**Data excerpts**:
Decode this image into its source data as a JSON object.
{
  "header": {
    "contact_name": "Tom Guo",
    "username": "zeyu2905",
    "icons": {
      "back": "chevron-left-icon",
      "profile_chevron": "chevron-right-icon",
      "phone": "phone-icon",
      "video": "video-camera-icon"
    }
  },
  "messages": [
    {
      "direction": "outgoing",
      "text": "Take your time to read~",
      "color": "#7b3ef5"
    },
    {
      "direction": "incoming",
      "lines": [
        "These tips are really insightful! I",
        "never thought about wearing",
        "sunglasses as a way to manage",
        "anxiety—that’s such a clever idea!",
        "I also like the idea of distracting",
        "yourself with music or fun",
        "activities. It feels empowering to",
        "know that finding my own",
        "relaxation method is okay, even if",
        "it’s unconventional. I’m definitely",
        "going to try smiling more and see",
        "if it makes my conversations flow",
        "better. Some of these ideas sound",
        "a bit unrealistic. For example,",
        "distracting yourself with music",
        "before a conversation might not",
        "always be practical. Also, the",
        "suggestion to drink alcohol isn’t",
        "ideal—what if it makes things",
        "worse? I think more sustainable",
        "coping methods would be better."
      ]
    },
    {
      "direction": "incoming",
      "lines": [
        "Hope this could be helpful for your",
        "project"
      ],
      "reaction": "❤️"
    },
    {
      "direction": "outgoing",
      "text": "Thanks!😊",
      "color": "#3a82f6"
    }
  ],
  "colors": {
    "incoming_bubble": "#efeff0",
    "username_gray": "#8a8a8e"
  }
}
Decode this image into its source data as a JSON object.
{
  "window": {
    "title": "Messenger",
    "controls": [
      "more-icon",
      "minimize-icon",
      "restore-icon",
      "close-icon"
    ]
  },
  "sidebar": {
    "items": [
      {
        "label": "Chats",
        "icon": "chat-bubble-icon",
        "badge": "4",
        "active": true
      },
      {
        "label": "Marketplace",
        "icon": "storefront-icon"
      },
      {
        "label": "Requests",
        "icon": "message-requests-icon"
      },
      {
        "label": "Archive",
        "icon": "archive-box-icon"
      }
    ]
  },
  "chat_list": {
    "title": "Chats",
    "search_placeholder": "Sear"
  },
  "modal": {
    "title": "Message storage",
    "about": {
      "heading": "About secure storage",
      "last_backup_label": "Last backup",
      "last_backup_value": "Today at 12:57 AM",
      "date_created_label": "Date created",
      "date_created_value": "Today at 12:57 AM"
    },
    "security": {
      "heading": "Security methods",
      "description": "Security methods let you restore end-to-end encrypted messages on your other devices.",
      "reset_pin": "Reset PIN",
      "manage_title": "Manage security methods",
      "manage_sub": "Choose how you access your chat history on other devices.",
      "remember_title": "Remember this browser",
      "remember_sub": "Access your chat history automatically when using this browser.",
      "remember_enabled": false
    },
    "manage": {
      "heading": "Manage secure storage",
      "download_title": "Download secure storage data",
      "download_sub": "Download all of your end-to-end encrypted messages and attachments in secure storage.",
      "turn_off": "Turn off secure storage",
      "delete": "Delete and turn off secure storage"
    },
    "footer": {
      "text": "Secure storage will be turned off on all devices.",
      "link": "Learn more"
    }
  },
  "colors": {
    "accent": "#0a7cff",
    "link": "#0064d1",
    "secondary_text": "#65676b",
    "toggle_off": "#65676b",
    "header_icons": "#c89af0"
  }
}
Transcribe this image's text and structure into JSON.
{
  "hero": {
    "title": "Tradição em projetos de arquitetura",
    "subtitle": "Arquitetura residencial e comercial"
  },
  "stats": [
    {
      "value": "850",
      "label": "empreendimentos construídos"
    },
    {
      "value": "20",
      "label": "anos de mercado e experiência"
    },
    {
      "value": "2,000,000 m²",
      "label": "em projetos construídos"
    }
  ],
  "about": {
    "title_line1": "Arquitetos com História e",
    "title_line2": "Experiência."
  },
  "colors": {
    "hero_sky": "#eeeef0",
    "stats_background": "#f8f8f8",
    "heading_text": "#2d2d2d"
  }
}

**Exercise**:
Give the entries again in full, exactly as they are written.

**Response to the task**:
Decode this image into its source data as a JSON object.
{
  "header": {
    "contact_name": "Tom Guo",
    "username": "zeyu2905",
    "icons": {
      "back": "chevron-left-icon",
      "profile_chevron": "chevron-right-icon",
      "phone": "phone-icon",
      "video": "video-camera-icon"
    }
  },
  "messages": [
    {
      "direction": "outgoing",
      "text": "Take your time to read~",
      "color": "#7b3ef5"
    },
    {
      "direction": "incoming",
      "lines": [
        "These tips are really insightful! I",
        "never thought about wearing",
        "sunglasses as a way to manage",
        "anxiety—that’s such a clever idea!",
        "I also like the idea of distracting",
        "yourself with music or fun",
        "activities. It feels empowering to",
        "know that finding my own",
        "relaxation method is okay, even if",
        "it’s unconventional. I’m definitely",
        "going to try smiling more and see",
        "if it makes my conversations flow",
        "better. Some of these ideas sound",
        "a bit unrealistic. For example,",
        "distracting yourself with music",
        "before a conversation might not",
        "always be practical. Also, the",
        "suggestion to drink alcohol isn’t",
        "ideal—what if it makes things",
        "worse? I think more sustainable",
        "coping methods would be better."
      ]
    },
    {
      "direction": "incoming",
      "lines": [
        "Hope this could be helpful for your",
        "project"
      ],
      "reaction": "❤️"
    },
    {
      "direction": "outgoing",
      "text": "Thanks!😊",
      "color": "#3a82f6"
    }
  ],
  "colors": {
    "incoming_bubble": "#efeff0",
    "username_gray": "#8a8a8e"
  }
}
Decode this image into its source data as a JSON object.
{
  "window": {
    "title": "Messenger",
    "controls": [
      "more-icon",
      "minimize-icon",
      "restore-icon",
      "close-icon"
    ]
  },
  "sidebar": {
    "items": [
      {
        "label": "Chats",
        "icon": "chat-bubble-icon",
        "badge": "4",
        "active": true
      },
      {
        "label": "Marketplace",
        "icon": "storefront-icon"
      },
      {
        "label": "Requests",
        "icon": "message-requests-icon"
      },
      {
        "label": "Archive",
        "icon": "archive-box-icon"
      }
    ]
  },
  "chat_list": {
    "title": "Chats",
    "search_placeholder": "Sear"
  },
  "modal": {
    "title": "Message storage",
    "about": {
      "heading": "About secure storage",
      "last_backup_label": "Last backup",
      "last_backup_value": "Today at 12:57 AM",
      "date_created_label": "Date created",
      "date_created_value": "Today at 12:57 AM"
    },
    "security": {
      "heading": "Security methods",
      "description": "Security methods let you restore end-to-end encrypted messages on your other devices.",
      "reset_pin": "Reset PIN",
      "manage_title": "Manage security methods",
      "manage_sub": "Choose how you access your chat history on other devices.",
      "remember_title": "Remember this browser",
      "remember_sub": "Access your chat history automatically when using this browser.",
      "remember_enabled": false
    },
    "manage": {
      "heading": "Manage secure storage",
      "download_title": "Download secure storage data",
      "download_sub": "Download all of your end-to-end encrypted messages and attachments in secure storage.",
      "turn_off": "Turn off secure storage",
      "delete": "Delete and turn off secure storage"
    },
    "footer": {
      "text": "Secure storage will be turned off on all devices.",
      "link": "Learn more"
    }
  },
  "colors": {
    "accent": "#0a7cff",
    "link": "#0064d1",
    "secondary_text": "#65676b",
    "toggle_off": "#65676b",
    "header_icons": "#c89af0"
  }
}
Transcribe this image's text and structure into JSON.
{
  "hero": {
    "title": "Tradição em projetos de arquitetura",
    "subtitle": "Arquitetura residencial e comercial"
  },
  "stats": [
    {
      "value": "850",
      "label": "empreendimentos construídos"
    },
    {
      "value": "20",
      "label": "anos de mercado e experiência"
    },
    {
      "value": "2,000,000 m²",
      "label": "em projetos construídos"
    }
  ],
  "about": {
    "title_line1": "Arquitetos com História e",
    "title_line2": "Experiência."
  },
  "colors": {
    "hero_sky": "#eeeef0",
    "stats_background": "#f8f8f8",
    "heading_text": "#2d2d2d"
  }
}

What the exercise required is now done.